In 1983, after animal activists groups like Green Peace were able to convince the European Union to ban products made from whitecoat harp seal pups, everything changed for the worst for Inuit people in the Canadian arctic. If that wasn’t enough, yet another ban in 2009 by the European Union caused even more hardship for the Inuit people who rely on their seal hunt to sustain their livelihood, their culture and economy.
“Angry Inuk,” a film by Alethea Arnaquq-Baril, enlightens viewers by providing background on the reality behind the anti-seal hunt demonstrations and those using whitecoat harp seal pups as their slogan. By portraying the helpless baby white seal as their poster darling, animal activists have been able to, time and again, convince world governments and the public that hunting seals is “evil and cruel” and unnecessary.
Arnaquq-Baril is narrator for the compelling documentary, which was filmed over a seven-year period beginning in the spring of 2008. The film shows the pristine landscape of the Nunavut Territory in the Canadian Arctic and looks into the Inuit people and their way of life. It explains how the seal hunt is so much a fundamental part of Inuit culture.

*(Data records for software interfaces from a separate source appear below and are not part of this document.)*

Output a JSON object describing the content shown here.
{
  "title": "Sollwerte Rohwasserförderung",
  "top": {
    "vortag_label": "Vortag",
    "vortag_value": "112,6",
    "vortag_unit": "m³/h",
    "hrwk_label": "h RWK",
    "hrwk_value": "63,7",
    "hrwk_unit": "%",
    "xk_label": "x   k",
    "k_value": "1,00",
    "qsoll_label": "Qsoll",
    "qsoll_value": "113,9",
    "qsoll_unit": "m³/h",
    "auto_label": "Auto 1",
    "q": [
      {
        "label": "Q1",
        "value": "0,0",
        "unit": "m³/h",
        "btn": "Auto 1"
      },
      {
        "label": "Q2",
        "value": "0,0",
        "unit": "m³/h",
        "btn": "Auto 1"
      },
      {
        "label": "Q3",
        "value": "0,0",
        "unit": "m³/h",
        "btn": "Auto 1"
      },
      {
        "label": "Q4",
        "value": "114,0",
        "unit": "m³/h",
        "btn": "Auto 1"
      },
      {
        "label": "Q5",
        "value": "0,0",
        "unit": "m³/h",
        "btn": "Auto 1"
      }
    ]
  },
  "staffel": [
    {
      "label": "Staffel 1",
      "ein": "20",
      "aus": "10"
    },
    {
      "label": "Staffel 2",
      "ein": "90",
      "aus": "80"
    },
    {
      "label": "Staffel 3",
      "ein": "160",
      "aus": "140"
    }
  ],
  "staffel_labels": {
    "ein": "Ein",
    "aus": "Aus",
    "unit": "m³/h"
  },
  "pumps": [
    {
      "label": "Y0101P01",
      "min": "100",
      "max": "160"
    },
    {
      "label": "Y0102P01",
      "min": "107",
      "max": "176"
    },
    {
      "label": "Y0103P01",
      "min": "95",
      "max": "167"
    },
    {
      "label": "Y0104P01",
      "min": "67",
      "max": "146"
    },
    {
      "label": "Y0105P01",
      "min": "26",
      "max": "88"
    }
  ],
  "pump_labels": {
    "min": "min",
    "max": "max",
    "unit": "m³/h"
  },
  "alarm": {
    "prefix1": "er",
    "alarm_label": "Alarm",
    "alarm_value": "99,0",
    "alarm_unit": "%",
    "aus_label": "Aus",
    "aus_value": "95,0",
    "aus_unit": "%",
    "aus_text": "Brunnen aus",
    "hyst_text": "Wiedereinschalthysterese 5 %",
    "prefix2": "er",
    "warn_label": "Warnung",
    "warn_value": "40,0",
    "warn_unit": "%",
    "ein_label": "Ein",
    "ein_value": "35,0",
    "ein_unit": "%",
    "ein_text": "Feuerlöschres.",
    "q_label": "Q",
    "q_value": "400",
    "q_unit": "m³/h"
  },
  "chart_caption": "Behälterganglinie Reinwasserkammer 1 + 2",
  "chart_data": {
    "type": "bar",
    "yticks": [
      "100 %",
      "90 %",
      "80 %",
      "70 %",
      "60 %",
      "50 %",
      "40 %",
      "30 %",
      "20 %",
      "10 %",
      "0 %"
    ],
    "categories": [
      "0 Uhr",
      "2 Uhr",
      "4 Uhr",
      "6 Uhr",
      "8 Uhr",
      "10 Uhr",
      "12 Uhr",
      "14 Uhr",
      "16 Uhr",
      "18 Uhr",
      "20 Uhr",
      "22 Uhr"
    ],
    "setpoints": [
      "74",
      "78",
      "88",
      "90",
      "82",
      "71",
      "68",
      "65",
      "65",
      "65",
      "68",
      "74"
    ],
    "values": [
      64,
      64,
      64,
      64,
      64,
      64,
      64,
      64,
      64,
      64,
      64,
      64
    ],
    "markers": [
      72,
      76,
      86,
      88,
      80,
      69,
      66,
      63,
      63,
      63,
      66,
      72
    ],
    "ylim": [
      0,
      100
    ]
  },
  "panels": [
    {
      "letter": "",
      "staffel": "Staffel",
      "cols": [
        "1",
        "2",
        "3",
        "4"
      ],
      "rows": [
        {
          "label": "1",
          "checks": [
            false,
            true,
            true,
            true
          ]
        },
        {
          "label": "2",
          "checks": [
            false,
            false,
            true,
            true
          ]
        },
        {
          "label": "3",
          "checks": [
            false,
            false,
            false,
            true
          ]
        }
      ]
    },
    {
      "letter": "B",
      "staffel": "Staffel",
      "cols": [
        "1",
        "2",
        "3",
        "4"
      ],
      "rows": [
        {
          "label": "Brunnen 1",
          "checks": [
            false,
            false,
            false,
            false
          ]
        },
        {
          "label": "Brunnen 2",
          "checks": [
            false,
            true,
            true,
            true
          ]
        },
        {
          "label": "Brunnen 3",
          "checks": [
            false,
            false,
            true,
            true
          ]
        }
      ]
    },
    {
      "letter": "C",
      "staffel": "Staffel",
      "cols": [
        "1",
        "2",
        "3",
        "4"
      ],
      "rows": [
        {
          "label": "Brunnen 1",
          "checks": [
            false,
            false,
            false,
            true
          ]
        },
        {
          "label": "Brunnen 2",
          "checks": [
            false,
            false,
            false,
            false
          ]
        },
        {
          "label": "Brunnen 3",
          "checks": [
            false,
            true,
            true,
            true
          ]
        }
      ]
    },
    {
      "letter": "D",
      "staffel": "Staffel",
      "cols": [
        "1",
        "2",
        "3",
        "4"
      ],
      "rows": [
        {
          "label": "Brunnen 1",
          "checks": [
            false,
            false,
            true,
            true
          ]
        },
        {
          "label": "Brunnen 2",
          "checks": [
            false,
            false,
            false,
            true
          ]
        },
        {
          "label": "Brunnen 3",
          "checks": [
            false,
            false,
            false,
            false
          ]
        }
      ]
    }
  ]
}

In one scene, Aaju Peter, a seal skin designer and a lawyer for Inuit Seal Hunting Rights, is admiring a picture of two children with their faces smeared with seal blood while enjoying eating seal. Peter explains, “To other people, this probably looks scary. But to us, this is cute.”
After the 1983 seal hunt ban was imposed, most Inuit people had no choice but to move away from their traditional grounds and into town because the price of seal skin completely crashed. Most Inuit had to find odd jobs creating carvings and perform whatever other jobs they could find. But the Inuit still had to hunt seal for food.
Arnaquq-Baril said the 1983 ban was their “Great Depression” as it was a life altering event for the Inuit. Within a year of the ban the suicide rate spiked even higher and has risen to rank among the highest globally ever since.
“Suicide was once a rare thing in the Inuit community. As a result of traumas from residential school abuse, forestry relocation, and other destructive government policies, Inuit people began taking their lives at alarming rates,” narrates Arnaquq-Baril in “Angry Inuk.” “In 1983 it was yet another layer of stress on our communities causing widespread hunger and hardships.”
In 2009, the filmmaker followed a group of Inuit representative who traveled to the European Union Parliament to voice their opinion on banning the seal hunt. The viewer will see their efforts were futile and did not change world leaders’ minds on the vote.
“Angry Inuk” is a film worth watching and may even change your thoughts on the Seal Hunt Ban lobbied for by Green Peace – an organization responsible for successfully implanting the erroneous image of the “evil and killing of the baby white seal” in the minds of those not educated to the facts of Inuit life.